# Task to complete:
Please write the listing below out again exactly, leaving every picture behind.

# Task data:
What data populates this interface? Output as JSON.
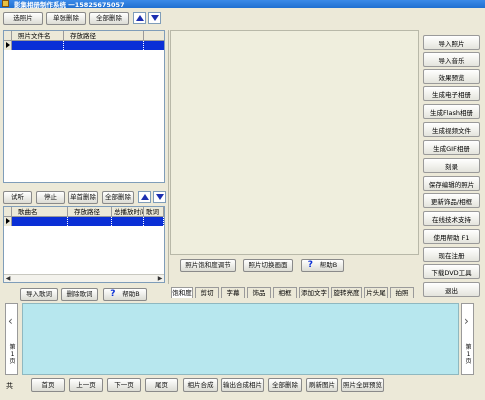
{
  "window": {
    "title": "影集相册制作系统    一15825675057"
  },
  "photo_toolbar": {
    "select_photos": "选照片",
    "delete_single": "单张删除",
    "delete_all": "全部删除"
  },
  "photo_grid": {
    "columns": [
      "照片文件名",
      "存放路径"
    ]
  },
  "audio_toolbar": {
    "listen": "试听",
    "stop": "停止",
    "delete_single": "单首删除",
    "delete_all": "全部删除"
  },
  "song_grid": {
    "columns": [
      "歌曲名",
      "存放路径",
      "总播放时间",
      "歌词"
    ]
  },
  "lyrics_toolbar": {
    "import_lyrics": "导入歌词",
    "delete_lyrics": "删除歌词",
    "help": "帮助B"
  },
  "preview_toolbar": {
    "saturation": "照片饱和度调节",
    "initial_screen": "照片切换画面",
    "help": "帮助B"
  },
  "right_menu": [
    "导入照片",
    "导入音乐",
    "效果预览",
    "生成电子相册",
    "生成Flash相册",
    "生成视频文件",
    "生成GIF相册",
    "刻录",
    "保存编辑的照片",
    "更新饰品/相框",
    "在线技术支持",
    "使用帮助  F1",
    "现在注册",
    "下载DVD工具",
    "退出"
  ],
  "effect_tabs": [
    "饱和度",
    "剪切",
    "字幕",
    "饰品",
    "相框",
    "添加文字",
    "旋转亮度",
    "片头尾",
    "拍照"
  ],
  "filmstrip": {
    "left_label": "第1页",
    "right_label": "第1页"
  },
  "bottom_nav": {
    "total": "共",
    "first": "首页",
    "prev": "上一页",
    "next": "下一页",
    "last": "尾页",
    "combine": "相片合成",
    "export": "输出合成相片",
    "delete_all": "全部删除",
    "refresh": "刷新图片",
    "fullscreen": "照片全屏预览"
  },
  "colors": {
    "title_bar": "#1f6fd0",
    "selection": "#0a2fd6",
    "preview_bg": "#efeedd",
    "filmstrip_bg": "#b7e7ee"
  }
}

# Answer to the exercise:
What data populates this interface? Output as JSON.
{
  "window": {
    "title": "影集相册制作系统    一15825675057"
  },
  "photo_toolbar": {
    "select_photos": "选照片",
    "delete_single": "单张删除",
    "delete_all": "全部删除"
  },
  "photo_grid": {
    "columns": [
      "照片文件名",
      "存放路径"
    ]
  },
  "audio_toolbar": {
    "listen": "试听",
    "stop": "停止",
    "delete_single": "单首删除",
    "delete_all": "全部删除"
  },
  "song_grid": {
    "columns": [
      "歌曲名",
      "存放路径",
      "总播放时间",
      "歌词"
    ]
  },
  "lyrics_toolbar": {
    "import_lyrics": "导入歌词",
    "delete_lyrics": "删除歌词",
    "help": "帮助B"
  },
  "preview_toolbar": {
    "saturation": "照片饱和度调节",
    "initial_screen": "照片切换画面",
    "help": "帮助B"
  },
  "right_menu": [
    "导入照片",
    "导入音乐",
    "效果预览",
    "生成电子相册",
    "生成Flash相册",
    "生成视频文件",
    "生成GIF相册",
    "刻录",
    "保存编辑的照片",
    "更新饰品/相框",
    "在线技术支持",
    "使用帮助  F1",
    "现在注册",
    "下载DVD工具",
    "退出"
  ],
  "effect_tabs": [
    "饱和度",
    "剪切",
    "字幕",
    "饰品",
    "相框",
    "添加文字",
    "旋转亮度",
    "片头尾",
    "拍照"
  ],
  "filmstrip": {
    "left_label": "第1页",
    "right_label": "第1页"
  },
  "bottom_nav": {
    "total": "共",
    "first": "首页",
    "prev": "上一页",
    "next": "下一页",
    "last": "尾页",
    "combine": "相片合成",
    "export": "输出合成相片",
    "delete_all": "全部删除",
    "refresh": "刷新图片",
    "fullscreen": "照片全屏预览"
  },
  "colors": {
    "title_bar": "#1f6fd0",
    "selection": "#0a2fd6",
    "preview_bg": "#efeedd",
    "filmstrip_bg": "#b7e7ee"
  }
}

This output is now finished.